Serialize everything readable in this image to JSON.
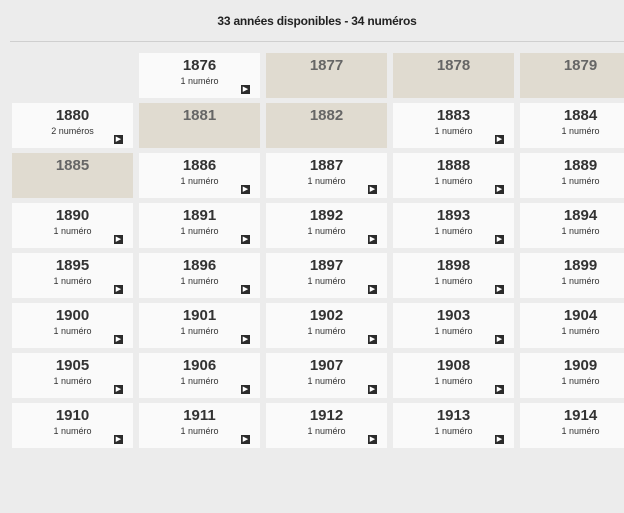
{
  "header": {
    "title": "33 années disponibles - 34 numéros"
  },
  "icons": {
    "arrow": "arrow-right-icon"
  },
  "colors": {
    "available": "#fafafa",
    "unavailable": "#e0dbd0",
    "arrow": "#2b2b2b"
  },
  "rows": [
    [
      {
        "empty": true
      },
      {
        "year": "1876",
        "count": "1 numéro",
        "available": true
      },
      {
        "year": "1877",
        "available": false
      },
      {
        "year": "1878",
        "available": false
      },
      {
        "year": "1879",
        "available": false
      }
    ],
    [
      {
        "year": "1880",
        "count": "2 numéros",
        "available": true
      },
      {
        "year": "1881",
        "available": false
      },
      {
        "year": "1882",
        "available": false
      },
      {
        "year": "1883",
        "count": "1 numéro",
        "available": true
      },
      {
        "year": "1884",
        "count": "1 numéro",
        "available": true
      }
    ],
    [
      {
        "year": "1885",
        "available": false
      },
      {
        "year": "1886",
        "count": "1 numéro",
        "available": true
      },
      {
        "year": "1887",
        "count": "1 numéro",
        "available": true
      },
      {
        "year": "1888",
        "count": "1 numéro",
        "available": true
      },
      {
        "year": "1889",
        "count": "1 numéro",
        "available": true
      }
    ],
    [
      {
        "year": "1890",
        "count": "1 numéro",
        "available": true
      },
      {
        "year": "1891",
        "count": "1 numéro",
        "available": true
      },
      {
        "year": "1892",
        "count": "1 numéro",
        "available": true
      },
      {
        "year": "1893",
        "count": "1 numéro",
        "available": true
      },
      {
        "year": "1894",
        "count": "1 numéro",
        "available": true
      }
    ],
    [
      {
        "year": "1895",
        "count": "1 numéro",
        "available": true
      },
      {
        "year": "1896",
        "count": "1 numéro",
        "available": true
      },
      {
        "year": "1897",
        "count": "1 numéro",
        "available": true
      },
      {
        "year": "1898",
        "count": "1 numéro",
        "available": true
      },
      {
        "year": "1899",
        "count": "1 numéro",
        "available": true
      }
    ],
    [
      {
        "year": "1900",
        "count": "1 numéro",
        "available": true
      },
      {
        "year": "1901",
        "count": "1 numéro",
        "available": true
      },
      {
        "year": "1902",
        "count": "1 numéro",
        "available": true
      },
      {
        "year": "1903",
        "count": "1 numéro",
        "available": true
      },
      {
        "year": "1904",
        "count": "1 numéro",
        "available": true
      }
    ],
    [
      {
        "year": "1905",
        "count": "1 numéro",
        "available": true
      },
      {
        "year": "1906",
        "count": "1 numéro",
        "available": true
      },
      {
        "year": "1907",
        "count": "1 numéro",
        "available": true
      },
      {
        "year": "1908",
        "count": "1 numéro",
        "available": true
      },
      {
        "year": "1909",
        "count": "1 numéro",
        "available": true
      }
    ],
    [
      {
        "year": "1910",
        "count": "1 numéro",
        "available": true
      },
      {
        "year": "1911",
        "count": "1 numéro",
        "available": true
      },
      {
        "year": "1912",
        "count": "1 numéro",
        "available": true
      },
      {
        "year": "1913",
        "count": "1 numéro",
        "available": true
      },
      {
        "year": "1914",
        "count": "1 numéro",
        "available": true
      }
    ]
  ]
}
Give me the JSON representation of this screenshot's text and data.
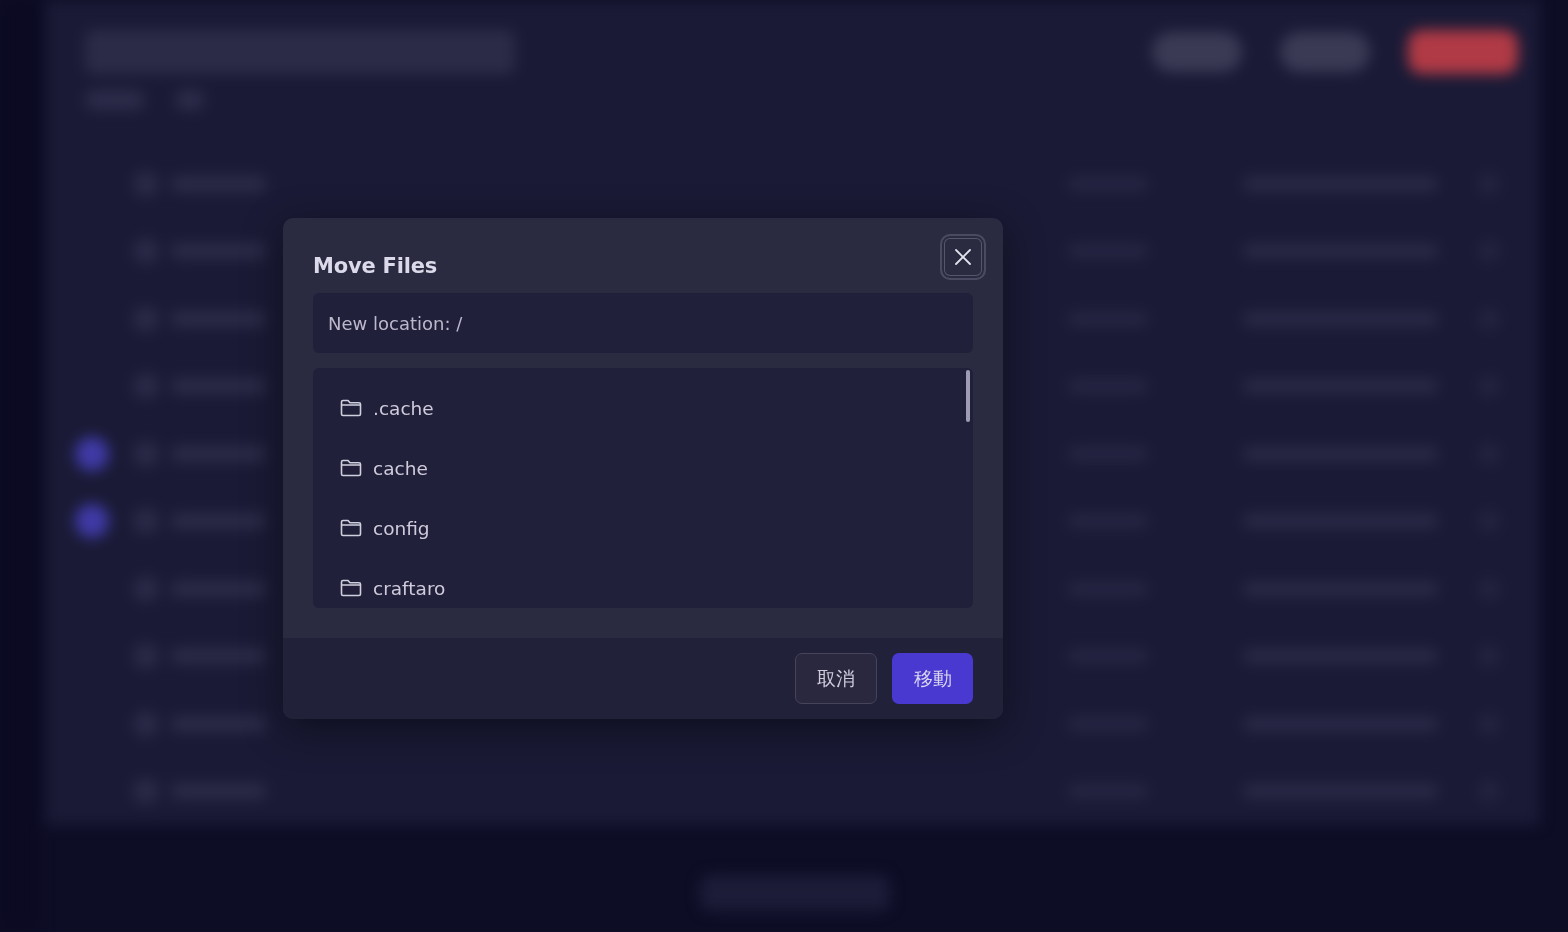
{
  "dialog": {
    "title": "Move Files",
    "location_field": {
      "value": "New location: /"
    },
    "folders": [
      {
        "name": ".cache"
      },
      {
        "name": "cache"
      },
      {
        "name": "config"
      },
      {
        "name": "craftaro"
      }
    ],
    "buttons": [
      {
        "label": "取消",
        "kind": "secondary"
      },
      {
        "label": "移動",
        "kind": "primary"
      }
    ]
  }
}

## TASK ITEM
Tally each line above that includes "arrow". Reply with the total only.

## EXERCISE ANSWER
2